What is in issue is whether there is a penumbra effect of article 181(5) such that rights and obligations which are devised to enable an evasion of the provision’s duty can equally be nullified. This is a task of constitutional interpretation for this court and not for the High Court[Emphasis mine].”

In Attorney General v Balkan Energy Ghana Ltd[11] the supreme court had the matter referred to it from the High court pursuant to article 130 (2) of the 1992 constitution. This was because the meaning of 181(5) in the said context had different meanings as espoused by both parties. Had there not been the need to pronounce on the meanings of 181(5), the high court would have been rightly seized with the matter.

 In Klomega (No. 2) v A-G & Ghana Ports and Harbours Authority & Ors[12] the court rejected the objection filed against its jurisdiction as it held its exclusive jurisdiction to have been properly invoked. This was because the issue required the interpretation of the constitutional provision in question and not a mere application of same. The words of the court in Klomega as was adopted by Dotse JSC in Dr. Mark Assibey Yeboah v Electricity Company of Ghana & Ghana National Petroleum Corporation & Ors[13] is as follows;

 ” With the determination of this case, it is now our expectation that article 181 (5) would lend itself to application by the High Court, rather than further interpretation by this court. [Emphasis added]”

The article continues in Part II where it continues with the forum for unconstitutional contracts by providing further explanations by way of an example. It will move on to discuss the doctrine of restitution under constitutional illegal contracts and conclude the two-part article.

** This is article is culled from a yet to be published paper titled, “Illegality of Contracts in Ghana; Filing the Gap”

[1] Black’s Law Dictionary, (7th edition, 1999) 322; See also the case of Mensah & others v. Ahenfie Cloth Sellers Association (2010) SCGLR 680

[2] Christina Dowuona-Hammond, “Developing a More Balanced Framework for Dealing with Statutorily Illegal Contracts”, (2011-2012) 25 U. Ghana L.J. 32 @ 34  

[3] Stephen Offei, Concise text on the Law of Contract in Ghana (2018) 113  

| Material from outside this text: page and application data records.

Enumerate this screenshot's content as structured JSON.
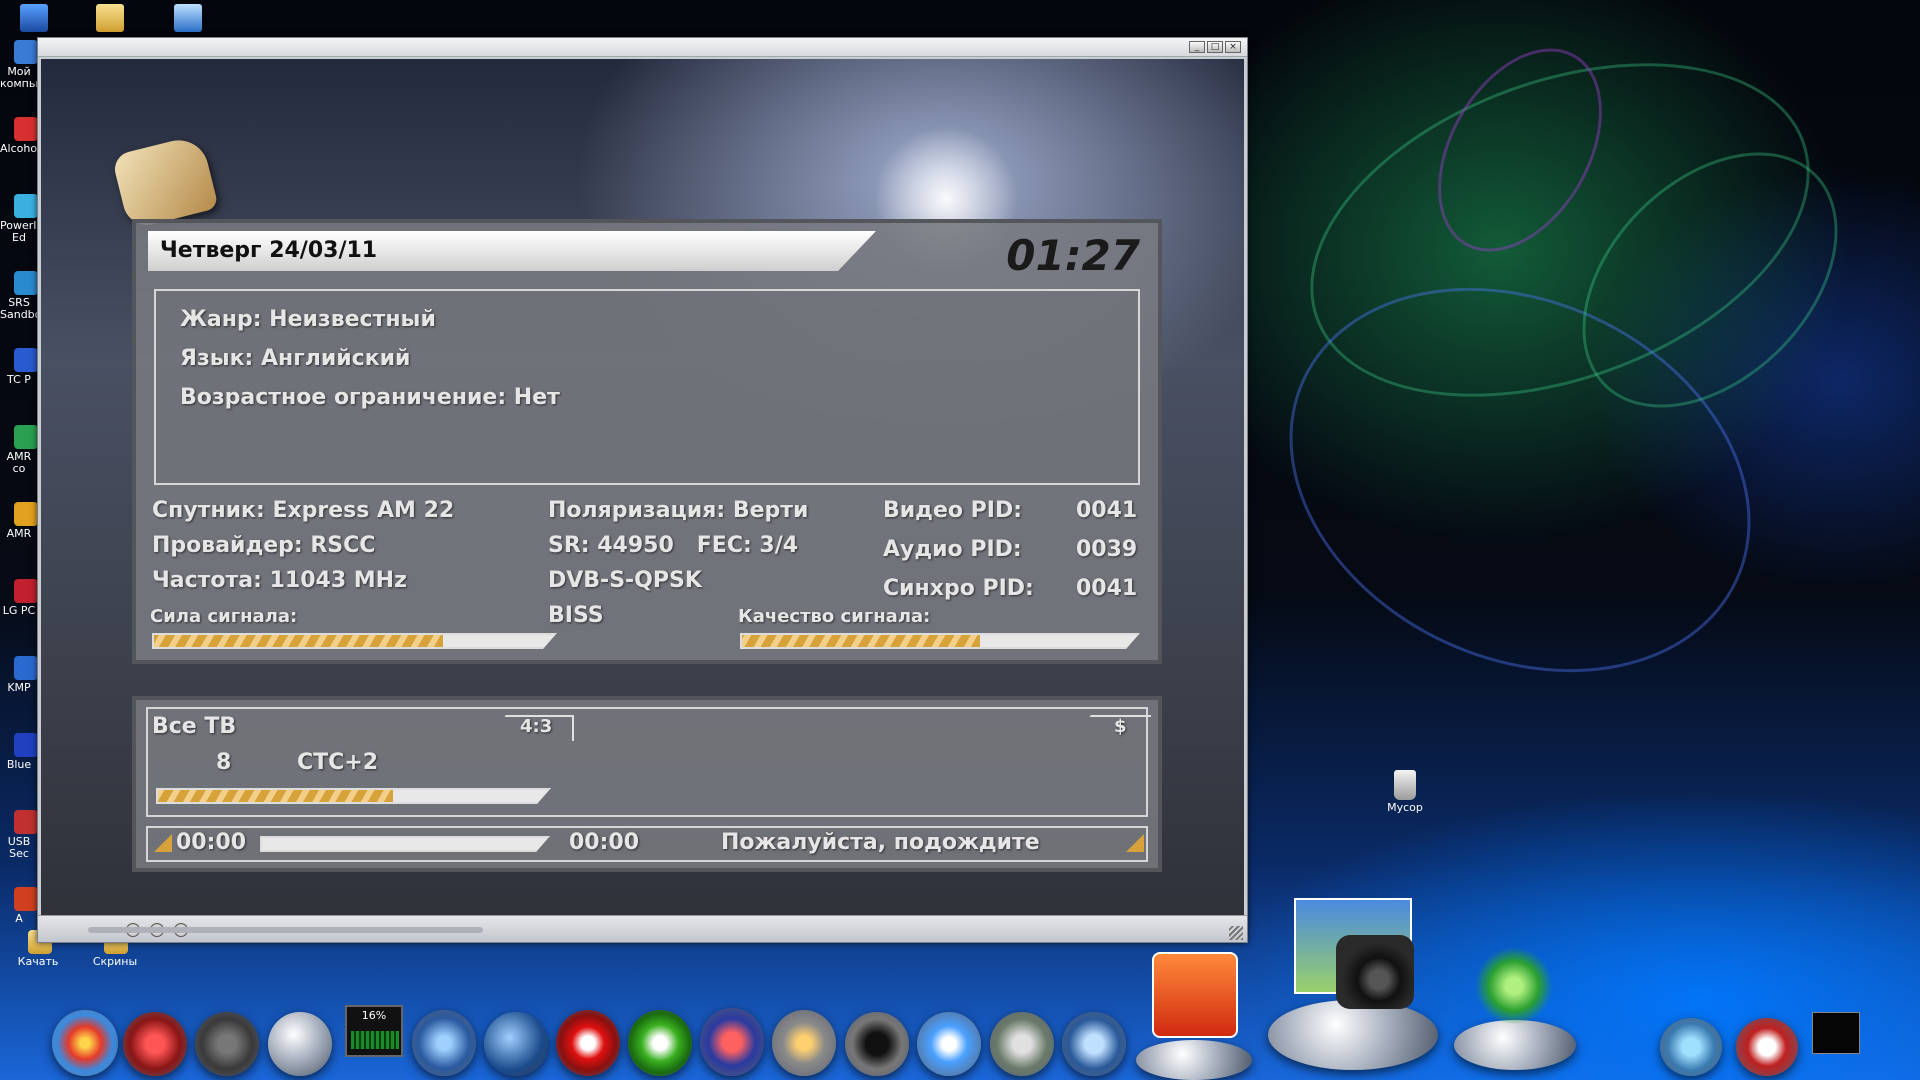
{
  "desktop": {
    "left_icons": [
      {
        "label": "Мой компьютер",
        "color": "#3a7bd5"
      },
      {
        "label": "Alcohol",
        "color": "#d83030"
      },
      {
        "label": "PowerISO Ed",
        "color": "#3ab0e0"
      },
      {
        "label": "SRS Sandbox",
        "color": "#2a8ad0"
      },
      {
        "label": "TC P",
        "color": "#2a5ad0"
      },
      {
        "label": "AMR co",
        "color": "#2aa050"
      },
      {
        "label": "AMR",
        "color": "#e0a020"
      },
      {
        "label": "LG PC",
        "color": "#c02030"
      },
      {
        "label": "KMP",
        "color": "#2a6ad0"
      },
      {
        "label": "Blue",
        "color": "#2040c0"
      },
      {
        "label": "USB Sec",
        "color": "#c03030"
      },
      {
        "label": "A",
        "color": "#d04020"
      }
    ],
    "bottom_icons": [
      {
        "label": "Качать"
      },
      {
        "label": "Скрины"
      }
    ],
    "recycle_bin": {
      "label": "Мусор"
    }
  },
  "player": {
    "window_buttons": [
      "_",
      "□",
      "×"
    ]
  },
  "osd": {
    "date": "Четверг 24/03/11",
    "time": "01:27",
    "info": {
      "genre": "Жанр: Неизвестный",
      "language": "Язык: Английский",
      "age": "Возрастное ограничение: Нет"
    },
    "satellite": "Спутник: Express AM 22",
    "provider": "Провайдер: RSCC",
    "frequency": "Частота: 11043 MHz",
    "polarization": "Поляризация: Верти",
    "sr_fec": "SR: 44950   FEC: 3/4",
    "modulation": "DVB-S-QPSK",
    "encryption": "BISS",
    "video_pid_label": "Видео PID:",
    "video_pid": "0041",
    "audio_pid_label": "Аудио PID:",
    "audio_pid": "0039",
    "sync_pid_label": "Синхро PID:",
    "sync_pid": "0041",
    "signal_strength_label": "Сила сигнала:",
    "signal_strength": 0.72,
    "signal_quality_label": "Качество сигнала:",
    "signal_quality": 0.6,
    "channel_list": "Все ТВ",
    "aspect": "4:3",
    "pay_badge": "$",
    "channel_number": "8",
    "channel_name": "СТС+2",
    "channel_signal": 0.6,
    "time_start": "00:00",
    "time_end": "00:00",
    "status": "Пожалуйста, подождите"
  },
  "taskbar": {
    "cpu_label": "16%",
    "items": [
      "start",
      "shutdown",
      "power",
      "clock",
      "cpu-monitor",
      "network",
      "globe",
      "opera",
      "utorrent",
      "save",
      "mixer",
      "speaker",
      "messenger",
      "device",
      "media",
      "acrobat",
      "camera",
      "recycle",
      "tray-1",
      "tray-2",
      "tray-3"
    ]
  }
}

[4] Maxwell Opoku-Agyemang, The Law of Contract: A student Companion (2015) 214  

[5] The 1992 constitution of the Republic of Ghana

[6] [2012] 2 SCGLR 998  

[7] [2005-2006] SCGLR 271

[8] Amidu (No. 2) v A-G, Isofoton S A & Forson (No. 1) [2013-2014] 1 SCGLR 167; Amidu (No. 1) v A-G, Waterville Holdings (BVI) Ltd Woyome (No. 1) [2013-2014] 1 SCGLR 112

[9] See Practice Direction (Practice and Procedure of the Supreme Court) June 15, 1981 reported in 1981 GLR 1; Republic v Special Tribunal; Ex Parte Akosah [1980] GLR 592 – 608 ; Osei Boateng v National Media Commission (2012) 2 SCGLR 1038

[10] [2013 – 2014] 1 SCGLR 112

[11] (2012) 2 SCGLR 998

[12] (2013-2014) 1 SCGLR 581

[13] WRIT NO. J1/7/2016

Share This


Wordpress (0)
Disqus ( )